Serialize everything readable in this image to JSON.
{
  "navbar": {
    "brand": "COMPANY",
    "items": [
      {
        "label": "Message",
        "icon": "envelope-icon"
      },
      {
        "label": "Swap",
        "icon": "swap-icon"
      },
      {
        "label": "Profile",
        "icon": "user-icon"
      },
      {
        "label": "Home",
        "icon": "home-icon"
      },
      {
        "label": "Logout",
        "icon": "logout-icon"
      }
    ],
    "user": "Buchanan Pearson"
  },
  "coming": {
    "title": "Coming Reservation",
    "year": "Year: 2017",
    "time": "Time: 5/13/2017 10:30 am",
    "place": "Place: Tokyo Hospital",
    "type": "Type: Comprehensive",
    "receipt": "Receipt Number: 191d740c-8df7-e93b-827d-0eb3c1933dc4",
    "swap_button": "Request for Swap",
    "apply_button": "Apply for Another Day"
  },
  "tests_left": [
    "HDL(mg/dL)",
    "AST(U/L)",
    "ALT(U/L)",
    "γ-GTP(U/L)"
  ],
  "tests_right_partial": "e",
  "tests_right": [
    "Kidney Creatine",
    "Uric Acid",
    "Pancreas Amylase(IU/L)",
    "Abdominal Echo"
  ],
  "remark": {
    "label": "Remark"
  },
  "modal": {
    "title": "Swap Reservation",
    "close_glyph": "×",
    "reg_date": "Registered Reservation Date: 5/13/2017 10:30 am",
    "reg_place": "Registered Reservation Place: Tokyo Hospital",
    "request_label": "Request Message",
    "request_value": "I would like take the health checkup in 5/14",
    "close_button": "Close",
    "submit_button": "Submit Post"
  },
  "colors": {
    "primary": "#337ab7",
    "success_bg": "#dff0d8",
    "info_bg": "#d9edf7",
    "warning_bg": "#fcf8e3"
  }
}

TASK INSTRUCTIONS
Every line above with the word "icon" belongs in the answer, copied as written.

ANSWER TO THIS TASK
        "icon": "envelope-icon"
        "icon": "swap-icon"
        "icon": "user-icon"
        "icon": "home-icon"
        "icon": "logout-icon"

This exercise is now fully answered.